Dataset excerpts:
=== Section Start ===

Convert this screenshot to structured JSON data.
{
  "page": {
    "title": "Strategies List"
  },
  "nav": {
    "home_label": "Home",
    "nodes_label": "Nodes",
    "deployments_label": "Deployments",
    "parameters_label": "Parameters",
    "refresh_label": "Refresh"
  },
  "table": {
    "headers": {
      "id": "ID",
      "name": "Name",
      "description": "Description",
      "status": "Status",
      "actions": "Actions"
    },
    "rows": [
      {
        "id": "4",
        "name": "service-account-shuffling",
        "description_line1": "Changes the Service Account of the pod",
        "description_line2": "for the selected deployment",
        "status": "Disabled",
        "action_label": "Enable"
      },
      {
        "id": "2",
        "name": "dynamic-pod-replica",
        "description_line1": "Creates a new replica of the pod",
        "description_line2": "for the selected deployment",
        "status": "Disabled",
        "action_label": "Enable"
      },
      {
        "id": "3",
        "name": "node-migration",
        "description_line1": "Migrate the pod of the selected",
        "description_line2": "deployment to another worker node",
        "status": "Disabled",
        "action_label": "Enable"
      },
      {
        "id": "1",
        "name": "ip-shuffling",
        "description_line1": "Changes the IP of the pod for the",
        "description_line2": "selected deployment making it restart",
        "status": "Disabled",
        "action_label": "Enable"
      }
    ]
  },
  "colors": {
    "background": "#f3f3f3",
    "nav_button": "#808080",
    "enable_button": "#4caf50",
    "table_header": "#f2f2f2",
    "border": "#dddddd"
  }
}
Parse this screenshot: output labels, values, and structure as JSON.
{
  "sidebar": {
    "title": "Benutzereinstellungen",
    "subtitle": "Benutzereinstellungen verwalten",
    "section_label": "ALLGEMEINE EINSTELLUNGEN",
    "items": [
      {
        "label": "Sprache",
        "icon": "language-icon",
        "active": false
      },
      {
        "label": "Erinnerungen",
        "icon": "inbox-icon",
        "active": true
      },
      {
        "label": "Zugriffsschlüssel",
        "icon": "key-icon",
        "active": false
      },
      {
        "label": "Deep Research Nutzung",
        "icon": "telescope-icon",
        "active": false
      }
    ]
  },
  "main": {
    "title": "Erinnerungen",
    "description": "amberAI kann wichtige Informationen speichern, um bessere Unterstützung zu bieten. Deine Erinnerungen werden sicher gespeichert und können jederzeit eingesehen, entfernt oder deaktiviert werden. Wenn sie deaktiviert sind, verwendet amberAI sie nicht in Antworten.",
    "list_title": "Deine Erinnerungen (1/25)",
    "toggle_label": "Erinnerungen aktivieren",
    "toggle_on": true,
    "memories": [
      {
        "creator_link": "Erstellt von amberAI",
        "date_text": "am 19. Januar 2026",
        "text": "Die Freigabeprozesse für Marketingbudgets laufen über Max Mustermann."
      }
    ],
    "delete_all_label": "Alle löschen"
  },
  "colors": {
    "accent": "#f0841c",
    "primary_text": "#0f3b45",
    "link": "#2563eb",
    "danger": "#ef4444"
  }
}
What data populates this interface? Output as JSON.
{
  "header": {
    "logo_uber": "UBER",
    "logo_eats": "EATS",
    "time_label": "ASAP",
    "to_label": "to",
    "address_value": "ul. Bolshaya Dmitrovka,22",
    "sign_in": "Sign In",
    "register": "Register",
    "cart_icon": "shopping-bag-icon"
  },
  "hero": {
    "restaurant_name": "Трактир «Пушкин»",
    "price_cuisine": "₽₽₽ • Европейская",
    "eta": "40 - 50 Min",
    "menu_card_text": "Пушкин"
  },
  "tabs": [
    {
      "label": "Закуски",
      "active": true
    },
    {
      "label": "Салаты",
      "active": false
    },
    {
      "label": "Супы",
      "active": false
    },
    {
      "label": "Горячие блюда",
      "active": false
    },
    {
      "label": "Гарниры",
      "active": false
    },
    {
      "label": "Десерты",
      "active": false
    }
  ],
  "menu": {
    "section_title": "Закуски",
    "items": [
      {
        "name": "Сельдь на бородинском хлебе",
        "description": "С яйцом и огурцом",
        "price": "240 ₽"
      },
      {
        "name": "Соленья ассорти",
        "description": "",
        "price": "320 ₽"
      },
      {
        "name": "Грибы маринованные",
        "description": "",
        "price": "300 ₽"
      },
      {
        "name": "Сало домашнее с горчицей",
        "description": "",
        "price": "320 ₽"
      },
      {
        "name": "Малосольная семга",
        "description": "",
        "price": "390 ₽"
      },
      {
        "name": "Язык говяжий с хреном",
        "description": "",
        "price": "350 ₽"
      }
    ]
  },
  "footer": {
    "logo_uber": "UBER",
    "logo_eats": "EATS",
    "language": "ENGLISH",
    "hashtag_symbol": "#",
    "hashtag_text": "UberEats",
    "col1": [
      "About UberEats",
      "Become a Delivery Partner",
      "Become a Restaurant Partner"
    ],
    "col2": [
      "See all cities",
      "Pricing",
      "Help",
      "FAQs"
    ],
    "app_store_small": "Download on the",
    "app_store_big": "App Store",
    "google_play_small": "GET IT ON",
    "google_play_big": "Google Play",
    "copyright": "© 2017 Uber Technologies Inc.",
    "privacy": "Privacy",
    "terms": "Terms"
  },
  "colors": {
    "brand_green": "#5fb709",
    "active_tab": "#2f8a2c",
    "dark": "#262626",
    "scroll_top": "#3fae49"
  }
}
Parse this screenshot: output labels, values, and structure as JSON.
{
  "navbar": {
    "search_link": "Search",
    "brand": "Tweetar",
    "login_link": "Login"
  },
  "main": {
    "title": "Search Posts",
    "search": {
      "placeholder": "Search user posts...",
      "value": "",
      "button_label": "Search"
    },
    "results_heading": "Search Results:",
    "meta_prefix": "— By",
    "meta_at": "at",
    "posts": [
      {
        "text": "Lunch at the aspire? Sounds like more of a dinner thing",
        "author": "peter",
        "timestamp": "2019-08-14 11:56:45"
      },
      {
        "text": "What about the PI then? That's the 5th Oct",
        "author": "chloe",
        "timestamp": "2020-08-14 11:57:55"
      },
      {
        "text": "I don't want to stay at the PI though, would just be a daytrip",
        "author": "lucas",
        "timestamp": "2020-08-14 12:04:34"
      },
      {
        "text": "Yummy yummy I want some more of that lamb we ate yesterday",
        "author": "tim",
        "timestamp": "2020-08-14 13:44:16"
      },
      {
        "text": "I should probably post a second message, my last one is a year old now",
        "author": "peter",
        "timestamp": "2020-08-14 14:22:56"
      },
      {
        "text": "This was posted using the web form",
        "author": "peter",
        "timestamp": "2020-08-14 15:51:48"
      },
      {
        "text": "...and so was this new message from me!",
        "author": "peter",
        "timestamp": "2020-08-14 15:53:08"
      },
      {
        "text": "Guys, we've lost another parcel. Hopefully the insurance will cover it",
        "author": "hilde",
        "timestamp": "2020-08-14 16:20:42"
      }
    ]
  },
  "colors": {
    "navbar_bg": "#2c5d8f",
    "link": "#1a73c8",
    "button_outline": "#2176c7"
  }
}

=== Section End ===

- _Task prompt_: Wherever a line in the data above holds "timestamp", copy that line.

- _Response to the task_:
        "timestamp": "2019-08-14 11:56:45"
        "timestamp": "2020-08-14 11:57:55"
        "timestamp": "2020-08-14 12:04:34"
        "timestamp": "2020-08-14 13:44:16"
        "timestamp": "2020-08-14 14:22:56"
        "timestamp": "2020-08-14 15:51:48"
        "timestamp": "2020-08-14 15:53:08"
        "timestamp": "2020-08-14 16:20:42"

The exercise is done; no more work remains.